In the previous blog post I wrote about pull request builds to help keeping the master branch clean. This time I wrote about one level higher check that can be used in Azure DevOps: pull request deploys. We deploy to a temporary site from the pull request and run some integration/UI tests against it. If it doesn't pass, merge can't be done.
Usually we have builds against the master branch. It is good but now and then builds fail and we have to fix the code. Better way would be to find errors before that. Pull request builds help with that. That way the build pipeline will be one of the "reviewer" in the pull request and doesn't pass the pull request if the build fails. In this blog post I will demontstrate how this can be done in Azure DevOps with Azure Repos.
Recently I found this Azure DevOps task by Microsoft to maintain Azure app services' appsettings. It is quite new (only 22 days old) and still in preview. In this blog post I have tried to use it and also give some hints how to manage appsettings from Azure DevOps.
Multi-tasking is an evil that reduces our effectiveness. It is true for developers but also for teams. In this blog post, I demonstrate this with the newsletter mailing simulation. It visualizes why multi-tasking takes more time than doing one task at a time. Stop starting, start finishing, and beat the evil of multi-tasking.
I wrote this how-to blog post for myself to sort out how to get code coverage for C# in Azure DevOps' build pipelines. There are many blog posts about this but this one guides how to get reports even if there are many unit test projects in Visual Studio solution.
Even if it is already the end of January I still want to summary my past year. After one year at the latest, it is nice to read for yourself how 2019 went and compare it to 2020. Keywords about what I did and learned most in 2019 are Azure, Azure DevOps, and scrum master.
This book is about the famous State of DevOps Reports; some kind of recap from years 2014-17. In this blog post I've summarized what are the impacts of continuous delivery according it. "Continuous delivery improves both delivery and performance quality."

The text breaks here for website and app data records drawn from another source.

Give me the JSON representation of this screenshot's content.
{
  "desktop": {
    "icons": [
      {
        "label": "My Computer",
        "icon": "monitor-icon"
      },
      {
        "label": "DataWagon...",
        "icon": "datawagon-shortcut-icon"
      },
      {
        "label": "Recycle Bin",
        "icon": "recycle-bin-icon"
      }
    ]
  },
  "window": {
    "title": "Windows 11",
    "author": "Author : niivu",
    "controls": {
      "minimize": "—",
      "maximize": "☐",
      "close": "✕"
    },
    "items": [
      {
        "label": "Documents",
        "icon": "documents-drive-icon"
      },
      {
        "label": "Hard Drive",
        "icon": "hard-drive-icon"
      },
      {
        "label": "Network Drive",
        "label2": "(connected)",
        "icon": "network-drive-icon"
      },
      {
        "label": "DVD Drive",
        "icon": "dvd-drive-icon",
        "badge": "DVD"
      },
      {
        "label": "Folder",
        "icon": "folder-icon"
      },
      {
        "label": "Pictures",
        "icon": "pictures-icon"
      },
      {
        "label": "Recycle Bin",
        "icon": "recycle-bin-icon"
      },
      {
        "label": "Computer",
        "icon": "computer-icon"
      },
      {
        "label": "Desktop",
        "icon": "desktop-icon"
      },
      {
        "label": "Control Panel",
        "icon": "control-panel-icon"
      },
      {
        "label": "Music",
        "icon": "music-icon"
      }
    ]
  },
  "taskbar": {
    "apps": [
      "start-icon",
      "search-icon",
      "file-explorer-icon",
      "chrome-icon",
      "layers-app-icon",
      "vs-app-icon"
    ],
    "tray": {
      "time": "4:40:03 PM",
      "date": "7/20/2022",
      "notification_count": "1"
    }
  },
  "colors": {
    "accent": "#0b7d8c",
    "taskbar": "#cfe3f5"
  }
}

I recently read a great book The DevOps Handbook by Gene Kim et. al. (must read for every developer!) where I first time read about heroic efforts and why they are bad things. Even if I had faced them before this was the first time I realized them and that they block automatic deploys. Start to decrease your heroic debt from today to automate you deploys.